Heated Air Blown Into Drum
When heated air enters the rotating drum, it blows past and through the fabrics of your clothing, evaporating the water contained therein.
In this way, your clothes get drier and the hot air becomes laden with moisture. The hotter the air, the more moisture it can hold, which is why a colder dryer setting takes longer.
The hot and humid air then passes out of the drum.
The clothing will not be completely dry at this stage. Hot air has to be blown through the dryer several times before all the moisture is removed.
If one volume of heated air was blown into the dryer and stayed there, complete dryness would be out of the question. The air would become saturated with water long before the clothing was moisture-free.
Furthermore, the more time the air spends in the drum, the more time there is for its heat to be transferred to the walls of the drum and the clothes. This means that the air would cool down and the moisture it had evaporated would condense again onto the clothes.
Air Exits Drum
In a vented dryer, the hot and humid air would simply be blown through a lint filter and into the vents to be carried outside.
Ventless dryers, on the other hand, have a cooling and condensing system. But before the air reaches this system, it passes through two lint filters. These need to be emptied after each load.
Air Cooled and Moisture Is Removed
While both ventless dryer types cool the air and remove moisture, the way in which they do so differs.
In condenser dryers, the still hot and humid, but now filtered air passes into a condenser. Here, the air is cooled using a heat exchanger.
As the air is cooled, it becomes unable to hold onto the moisture that it picked up in the dryer drum.
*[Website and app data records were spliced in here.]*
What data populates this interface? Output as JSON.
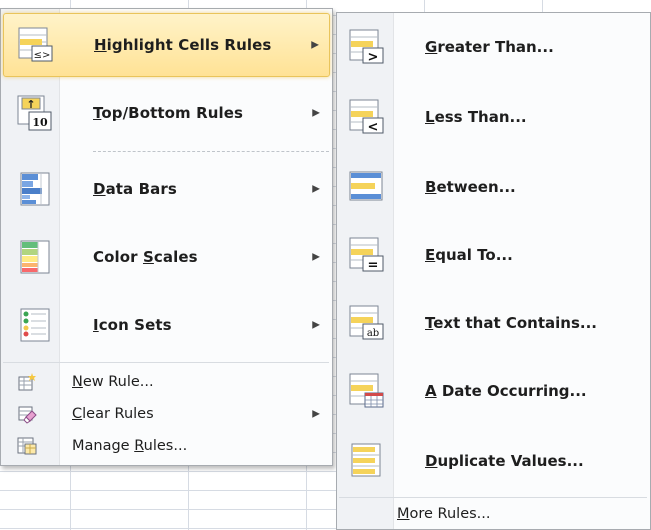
{
  "main_menu": {
    "items": [
      {
        "pre": "",
        "key": "H",
        "post": "ighlight Cells Rules",
        "icon": "highlight-cells-rules-icon",
        "submenu": true
      },
      {
        "pre": "",
        "key": "T",
        "post": "op/Bottom Rules",
        "icon": "top-bottom-rules-icon",
        "submenu": true
      },
      {
        "pre": "",
        "key": "D",
        "post": "ata Bars",
        "icon": "data-bars-icon",
        "submenu": true
      },
      {
        "pre": "Color ",
        "key": "S",
        "post": "cales",
        "icon": "color-scales-icon",
        "submenu": true
      },
      {
        "pre": "",
        "key": "I",
        "post": "con Sets",
        "icon": "icon-sets-icon",
        "submenu": true
      }
    ],
    "small_items": [
      {
        "pre": "",
        "key": "N",
        "post": "ew Rule...",
        "icon": "new-rule-icon",
        "submenu": false
      },
      {
        "pre": "",
        "key": "C",
        "post": "lear Rules",
        "icon": "clear-rules-icon",
        "submenu": true
      },
      {
        "pre": "Manage ",
        "key": "R",
        "post": "ules...",
        "icon": "manage-rules-icon",
        "submenu": false
      }
    ],
    "arrow": "▶"
  },
  "submenu": {
    "items": [
      {
        "pre": "",
        "key": "G",
        "post": "reater Than...",
        "icon": "greater-than-icon"
      },
      {
        "pre": "",
        "key": "L",
        "post": "ess Than...",
        "icon": "less-than-icon"
      },
      {
        "pre": "",
        "key": "B",
        "post": "etween...",
        "icon": "between-icon"
      },
      {
        "pre": "",
        "key": "E",
        "post": "qual To...",
        "icon": "equal-to-icon"
      },
      {
        "pre": "",
        "key": "T",
        "post": "ext that Contains...",
        "icon": "text-contains-icon"
      },
      {
        "pre": "",
        "key": "A",
        "post": " Date Occurring...",
        "icon": "date-occurring-icon"
      },
      {
        "pre": "",
        "key": "D",
        "post": "uplicate Values...",
        "icon": "duplicate-values-icon"
      }
    ],
    "more": {
      "pre": "",
      "key": "M",
      "post": "ore Rules..."
    }
  },
  "icon_text": {
    "greater": ">",
    "less": "<",
    "equal": "=",
    "ab": "ab",
    "ten": "10",
    "up": "↑",
    "lte": "≤>"
  },
  "colors": {
    "highlight_top": "#fff3c9",
    "highlight_bottom": "#ffe295",
    "highlight_border": "#e9c45b",
    "bar_yellow": "#f5d35a",
    "bar_blue": "#5b8fd6"
  }
}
This water condenses out of the air and is collected in a collection tank.
Heat Pump Dryer
Here we return to our refrigerant coils. As you now know, the narrow tubes in the compressor side heat the air entering the dryer. Well, these coils extend into the other side of the heat pump, the condenser side. Here, the coils become wider.
Wider coils mean that the coolant is not so pressurized and its temperature decreases. The nature of the coolant allows a significant temperature change associated with a relatively small change in volume and pressure.
As air passes over these coils, heat is transferred down the temperature gradient from the air to the coils.
Once again, the colder air holds less water, so the moisture condenses out and is collected in a tank.
Regardless of whether the dryer is a condenser or a heat pump model, the water container needs to be emptied as regularly as required by the exact dryer model, but after each load is a safe bet.
Some ventless dryers come with the option of connecting a drainage hose. Then, instead of the condensed water collecting in the tank, it is drained out directly into a drainage pipe, drain, laundry sink, or whatever else you have available.
Air is Re-heated and Enters Drum Again
The cooled air in a ventless dryer is not just released and more pulled in from the room. Vented dryers constantly pull new air in from the room in which they are installed. This is bad for the energy efficiency of your HVAC system, which has a hard time trying to maintain the indoor environment.
Instead, ventless dryers contribute to a more energy-efficient home by simply reusing the cooled air in the condenser. This air passes back over the heating element or compressor coils in a condenser and heat pump dryer, respectively.
From here, the whole process repeats until the laundry is dried.
Cycle Ends and Air Released
When the fabrics are completely dry, the air leaves the drum for the last time. It also passes into the condenser one last time.